» **Assignment**: Copy the records below exactly, leaving out every picture.

» **Records from a data source**:

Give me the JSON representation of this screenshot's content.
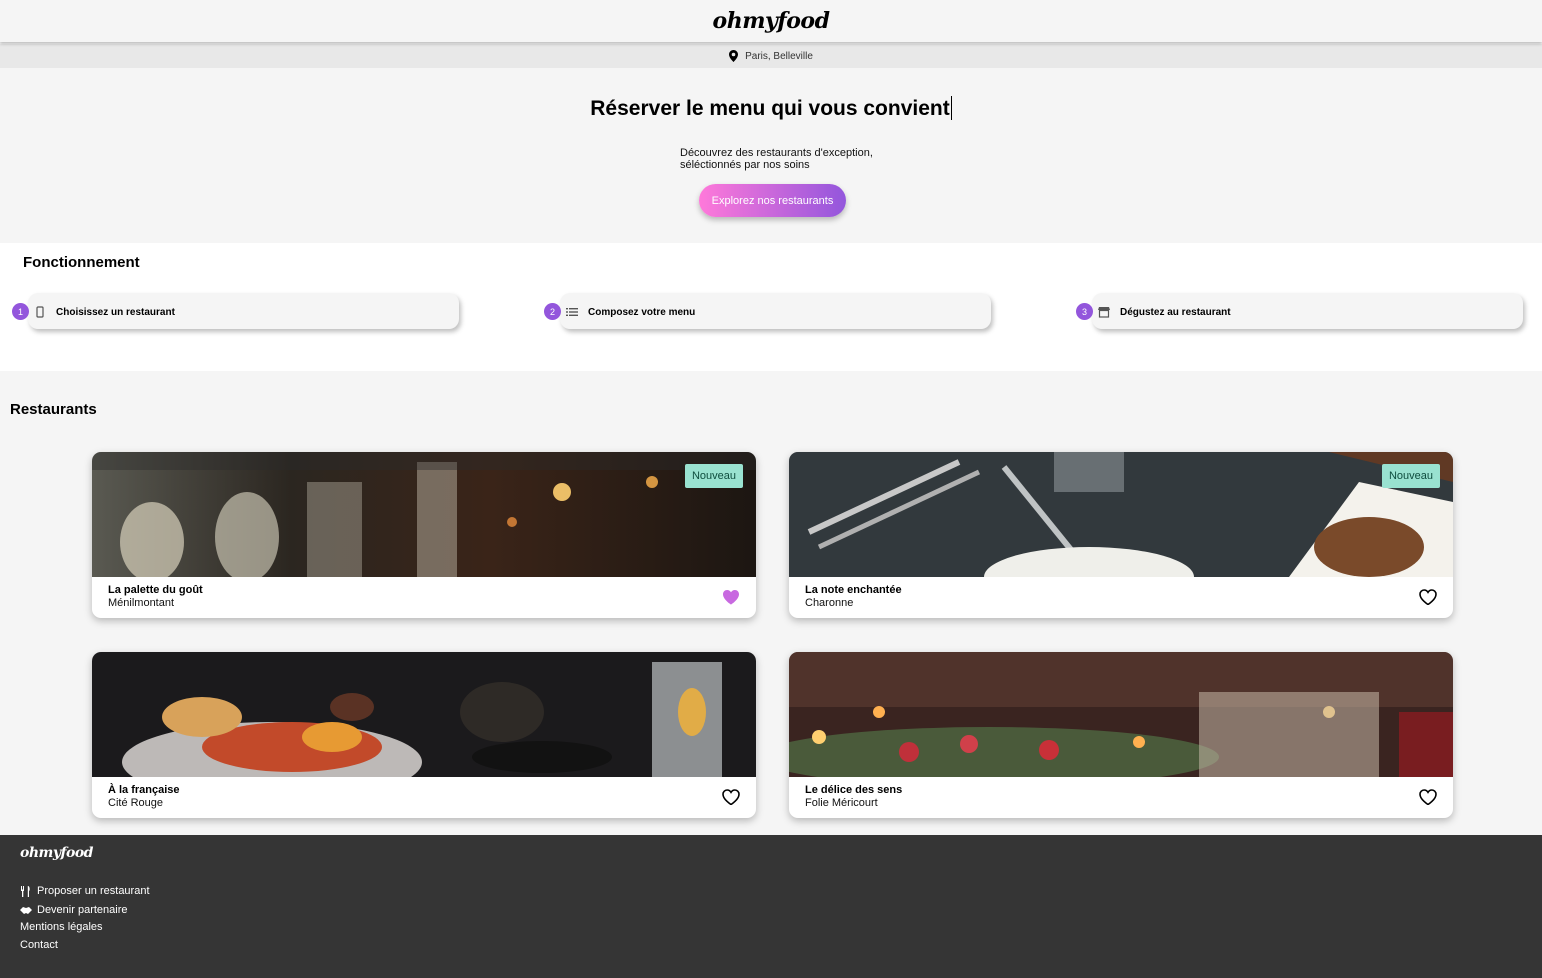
{
  "header": {
    "logo": "ohmyfood"
  },
  "location": {
    "icon": "map-pin-icon",
    "text": "Paris, Belleville"
  },
  "hero": {
    "title": "Réserver le menu qui vous convient",
    "subtitle_line1": "Découvrez des restaurants d'exception,",
    "subtitle_line2": "séléctionnés par nos soins",
    "cta_label": "Explorez nos restaurants"
  },
  "how": {
    "title": "Fonctionnement",
    "steps": [
      {
        "number": "1",
        "icon": "phone-icon",
        "label": "Choisissez un restaurant"
      },
      {
        "number": "2",
        "icon": "list-icon",
        "label": "Composez votre menu"
      },
      {
        "number": "3",
        "icon": "store-icon",
        "label": "Dégustez au restaurant"
      }
    ]
  },
  "restaurants": {
    "title": "Restaurants",
    "items": [
      {
        "name": "La palette du goût",
        "area": "Ménilmontant",
        "badge": "Nouveau",
        "liked": true
      },
      {
        "name": "La note enchantée",
        "area": "Charonne",
        "badge": "Nouveau",
        "liked": false
      },
      {
        "name": "À la française",
        "area": "Cité Rouge",
        "badge": "",
        "liked": false
      },
      {
        "name": "Le délice des sens",
        "area": "Folie Méricourt",
        "badge": "",
        "liked": false
      }
    ]
  },
  "footer": {
    "logo": "ohmyfood",
    "links": [
      {
        "icon": "utensils-icon",
        "label": "Proposer un restaurant"
      },
      {
        "icon": "handshake-icon",
        "label": "Devenir partenaire"
      },
      {
        "icon": "",
        "label": "Mentions légales"
      },
      {
        "icon": "",
        "label": "Contact"
      }
    ]
  },
  "colors": {
    "accent_pink": "#ff79da",
    "accent_purple": "#9356dc",
    "badge_bg": "#99e2d0",
    "footer_bg": "#353535"
  }
}
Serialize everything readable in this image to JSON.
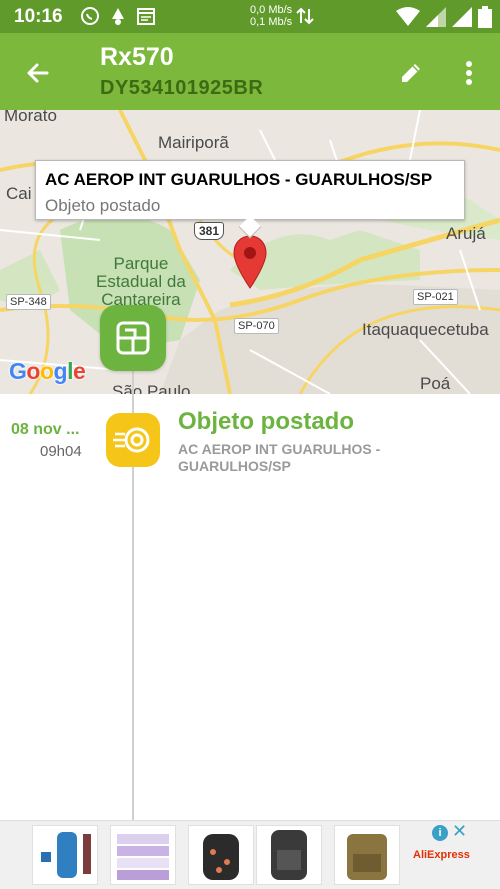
{
  "status_bar": {
    "time": "10:16",
    "net_up": "0,0 Mb/s",
    "net_down": "0,1 Mb/s"
  },
  "app_bar": {
    "title": "Rx570",
    "tracking_code": "DY534101925BR"
  },
  "map": {
    "places": [
      "Morato",
      "Mairiporã",
      "Cai",
      "Arujá",
      "Itaquaquecetuba",
      "Poá",
      "São Paulo"
    ],
    "park_label": [
      "Parque",
      "Estadual da",
      "Cantareira"
    ],
    "road_labels": [
      "SP-348",
      "SP-021",
      "SP-070"
    ],
    "route_shield": "381",
    "callout_title": "AC AEROP INT GUARULHOS - GUARULHOS/SP",
    "callout_subtitle": "Objeto postado",
    "attribution": "Google"
  },
  "events": [
    {
      "date": "08 nov ...",
      "time": "09h04",
      "status": "Objeto postado",
      "location": "AC AEROP INT GUARULHOS - GUARULHOS/SP"
    }
  ],
  "ad": {
    "brand": "AliExpress",
    "adchoices": "i",
    "close": "✕"
  },
  "colors": {
    "status_bar": "#5f9a2a",
    "app_bar": "#7cb83b",
    "accent_green": "#6cb33f",
    "event_icon": "#f5c518",
    "pin": "#e53935"
  },
  "icons": [
    "back-arrow-icon",
    "edit-pencil-icon",
    "more-vert-icon",
    "package-box-icon",
    "posted-signal-icon",
    "map-pin-icon"
  ]
}
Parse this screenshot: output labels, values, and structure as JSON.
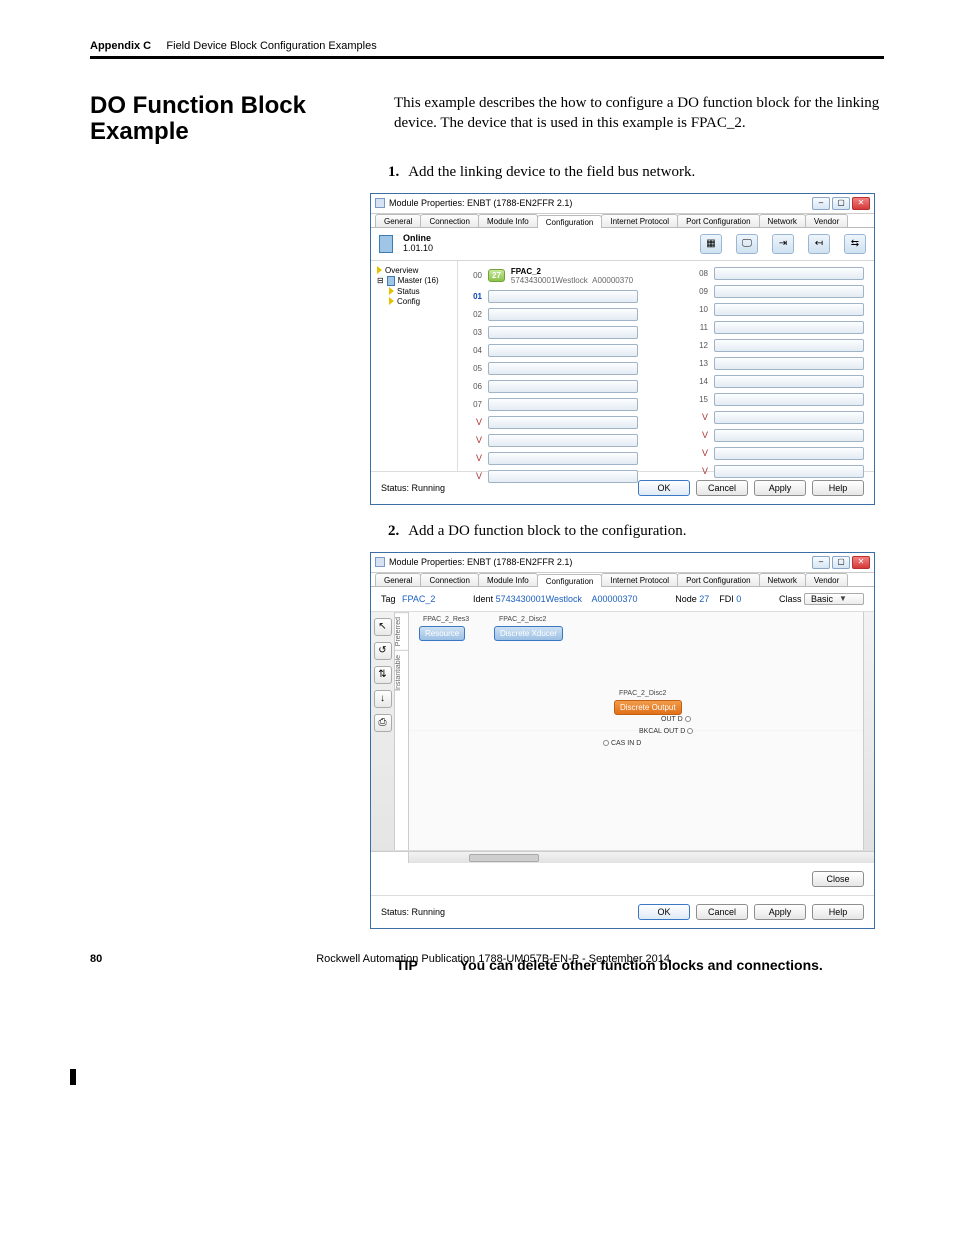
{
  "header": {
    "appendix": "Appendix C",
    "title": "Field Device Block Configuration Examples"
  },
  "section": {
    "heading": "DO Function Block Example",
    "intro": "This example describes the how to configure a DO function block for the linking device. The device that is used in this example is FPAC_2."
  },
  "steps": {
    "s1": {
      "num": "1.",
      "text": "Add the linking device to the field bus network."
    },
    "s2": {
      "num": "2.",
      "text": "Add a DO function block to the configuration."
    }
  },
  "window1": {
    "title": "Module Properties: ENBT (1788-EN2FFR 2.1)",
    "tabs": {
      "general": "General",
      "connection": "Connection",
      "moduleInfo": "Module Info",
      "configuration": "Configuration",
      "internetProtocol": "Internet Protocol",
      "portConfig": "Port Configuration",
      "network": "Network",
      "vendor": "Vendor"
    },
    "online": {
      "label": "Online",
      "version": "1.01.10"
    },
    "tree": {
      "overview": "Overview",
      "master": "Master (16)",
      "status": "Status",
      "config": "Config"
    },
    "slot00": {
      "num": "00",
      "chip": "27",
      "line1": "FPAC_2",
      "line2": "5743430001Westlock",
      "code": "A00000370"
    },
    "slots_left": [
      "01",
      "02",
      "03",
      "04",
      "05",
      "06",
      "07",
      "V",
      "V",
      "V",
      "V"
    ],
    "slots_right": [
      "08",
      "09",
      "10",
      "11",
      "12",
      "13",
      "14",
      "15",
      "V",
      "V",
      "V",
      "V"
    ],
    "status": "Status: Running",
    "buttons": {
      "ok": "OK",
      "cancel": "Cancel",
      "apply": "Apply",
      "help": "Help"
    }
  },
  "window2": {
    "title": "Module Properties: ENBT (1788-EN2FFR 2.1)",
    "top": {
      "tagLabel": "Tag",
      "tag": "FPAC_2",
      "identLabel": "Ident",
      "ident": "5743430001Westlock",
      "identCode": "A00000370",
      "nodeLabel": "Node",
      "node": "27",
      "fdiLabel": "FDI",
      "fdi": "0",
      "classLabel": "Class",
      "class": "Basic"
    },
    "vtabs": {
      "pref": "Preferred",
      "inst": "Instantiable"
    },
    "blocks": {
      "res": {
        "cap": "FPAC_2_Res3",
        "label": "Resource"
      },
      "disc": {
        "cap": "FPAC_2_Disc2",
        "label": "Discrete Xducer"
      },
      "do": {
        "cap": "FPAC_2_Disc2",
        "label": "Discrete Output",
        "ports": {
          "outd": "OUT D",
          "bkcal": "BKCAL OUT D",
          "casin": "CAS IN D"
        }
      }
    },
    "closeBtn": "Close",
    "status": "Status: Running",
    "buttons": {
      "ok": "OK",
      "cancel": "Cancel",
      "apply": "Apply",
      "help": "Help"
    }
  },
  "tip": {
    "label": "TIP",
    "text": "You can delete other function blocks and connections."
  },
  "footer": {
    "pageNum": "80",
    "pub": "Rockwell Automation Publication 1788-UM057B-EN-P - September 2014"
  }
}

» **Output of the exercise**:
Give me the JSON representation of this screenshot's content.
{
  "header": {
    "logo": "ohmyfood"
  },
  "location": {
    "icon": "map-pin-icon",
    "text": "Paris, Belleville"
  },
  "hero": {
    "title": "Réserver le menu qui vous convient",
    "subtitle_line1": "Découvrez des restaurants d'exception,",
    "subtitle_line2": "séléctionnés par nos soins",
    "cta_label": "Explorez nos restaurants"
  },
  "how": {
    "title": "Fonctionnement",
    "steps": [
      {
        "number": "1",
        "icon": "phone-icon",
        "label": "Choisissez un restaurant"
      },
      {
        "number": "2",
        "icon": "list-icon",
        "label": "Composez votre menu"
      },
      {
        "number": "3",
        "icon": "store-icon",
        "label": "Dégustez au restaurant"
      }
    ]
  },
  "restaurants": {
    "title": "Restaurants",
    "items": [
      {
        "name": "La palette du goût",
        "area": "Ménilmontant",
        "badge": "Nouveau",
        "liked": true
      },
      {
        "name": "La note enchantée",
        "area": "Charonne",
        "badge": "Nouveau",
        "liked": false
      },
      {
        "name": "À la française",
        "area": "Cité Rouge",
        "badge": "",
        "liked": false
      },
      {
        "name": "Le délice des sens",
        "area": "Folie Méricourt",
        "badge": "",
        "liked": false
      }
    ]
  },
  "footer": {
    "logo": "ohmyfood",
    "links": [
      {
        "icon": "utensils-icon",
        "label": "Proposer un restaurant"
      },
      {
        "icon": "handshake-icon",
        "label": "Devenir partenaire"
      },
      {
        "icon": "",
        "label": "Mentions légales"
      },
      {
        "icon": "",
        "label": "Contact"
      }
    ]
  },
  "colors": {
    "accent_pink": "#ff79da",
    "accent_purple": "#9356dc",
    "badge_bg": "#99e2d0",
    "footer_bg": "#353535"
  }
}
Serialize everything readable in this image to JSON.
{
  "status_bar": {
    "time": "10:16",
    "net_up": "0,0 Mb/s",
    "net_down": "0,1 Mb/s"
  },
  "app_bar": {
    "title": "Rx570",
    "tracking_code": "DY534101925BR"
  },
  "map": {
    "places": [
      "Morato",
      "Mairiporã",
      "Cai",
      "Arujá",
      "Itaquaquecetuba",
      "Poá",
      "São Paulo"
    ],
    "park_label": [
      "Parque",
      "Estadual da",
      "Cantareira"
    ],
    "road_labels": [
      "SP-348",
      "SP-021",
      "SP-070"
    ],
    "route_shield": "381",
    "callout_title": "AC AEROP INT GUARULHOS - GUARULHOS/SP",
    "callout_subtitle": "Objeto postado",
    "attribution": "Google"
  },
  "events": [
    {
      "date": "08 nov ...",
      "time": "09h04",
      "status": "Objeto postado",
      "location": "AC AEROP INT GUARULHOS - GUARULHOS/SP"
    }
  ],
  "ad": {
    "brand": "AliExpress",
    "adchoices": "i",
    "close": "✕"
  },
  "colors": {
    "status_bar": "#5f9a2a",
    "app_bar": "#7cb83b",
    "accent_green": "#6cb33f",
    "event_icon": "#f5c518",
    "pin": "#e53935"
  },
  "icons": [
    "back-arrow-icon",
    "edit-pencil-icon",
    "more-vert-icon",
    "package-box-icon",
    "posted-signal-icon",
    "map-pin-icon"
  ]
}
Parse this screenshot: output labels, values, and structure as JSON.
{
  "header": {
    "appendix": "Appendix C",
    "title": "Field Device Block Configuration Examples"
  },
  "section": {
    "heading": "DO Function Block Example",
    "intro": "This example describes the how to configure a DO function block for the linking device. The device that is used in this example is FPAC_2."
  },
  "steps": {
    "s1": {
      "num": "1.",
      "text": "Add the linking device to the field bus network."
    },
    "s2": {
      "num": "2.",
      "text": "Add a DO function block to the configuration."
    }
  },
  "window1": {
    "title": "Module Properties: ENBT (1788-EN2FFR 2.1)",
    "tabs": {
      "general": "General",
      "connection": "Connection",
      "moduleInfo": "Module Info",
      "configuration": "Configuration",
      "internetProtocol": "Internet Protocol",
      "portConfig": "Port Configuration",
      "network": "Network",
      "vendor": "Vendor"
    },
    "online": {
      "label": "Online",
      "version": "1.01.10"
    },
    "tree": {
      "overview": "Overview",
      "master": "Master (16)",
      "status": "Status",
      "config": "Config"
    },
    "slot00": {
      "num": "00",
      "chip": "27",
      "line1": "FPAC_2",
      "line2": "5743430001Westlock",
      "code": "A00000370"
    },
    "slots_left": [
      "01",
      "02",
      "03",
      "04",
      "05",
      "06",
      "07",
      "V",
      "V",
      "V",
      "V"
    ],
    "slots_right": [
      "08",
      "09",
      "10",
      "11",
      "12",
      "13",
      "14",
      "15",
      "V",
      "V",
      "V",
      "V"
    ],
    "status": "Status: Running",
    "buttons": {
      "ok": "OK",
      "cancel": "Cancel",
      "apply": "Apply",
      "help": "Help"
    }
  },
  "window2": {
    "title": "Module Properties: ENBT (1788-EN2FFR 2.1)",
    "top": {
      "tagLabel": "Tag",
      "tag": "FPAC_2",
      "identLabel": "Ident",
      "ident": "5743430001Westlock",
      "identCode": "A00000370",
      "nodeLabel": "Node",
      "node": "27",
      "fdiLabel": "FDI",
      "fdi": "0",
      "classLabel": "Class",
      "class": "Basic"
    },
    "vtabs": {
      "pref": "Preferred",
      "inst": "Instantiable"
    },
    "blocks": {
      "res": {
        "cap": "FPAC_2_Res3",
        "label": "Resource"
      },
      "disc": {
        "cap": "FPAC_2_Disc2",
        "label": "Discrete Xducer"
      },
      "do": {
        "cap": "FPAC_2_Disc2",
        "label": "Discrete Output",
        "ports": {
          "outd": "OUT D",
          "bkcal": "BKCAL OUT D",
          "casin": "CAS IN D"
        }
      }
    },
    "closeBtn": "Close",
    "status": "Status: Running",
    "buttons": {
      "ok": "OK",
      "cancel": "Cancel",
      "apply": "Apply",
      "help": "Help"
    }
  },
  "tip": {
    "label": "TIP",
    "text": "You can delete other function blocks and connections."
  },
  "footer": {
    "pageNum": "80",
    "pub": "Rockwell Automation Publication 1788-UM057B-EN-P - September 2014"
  }
}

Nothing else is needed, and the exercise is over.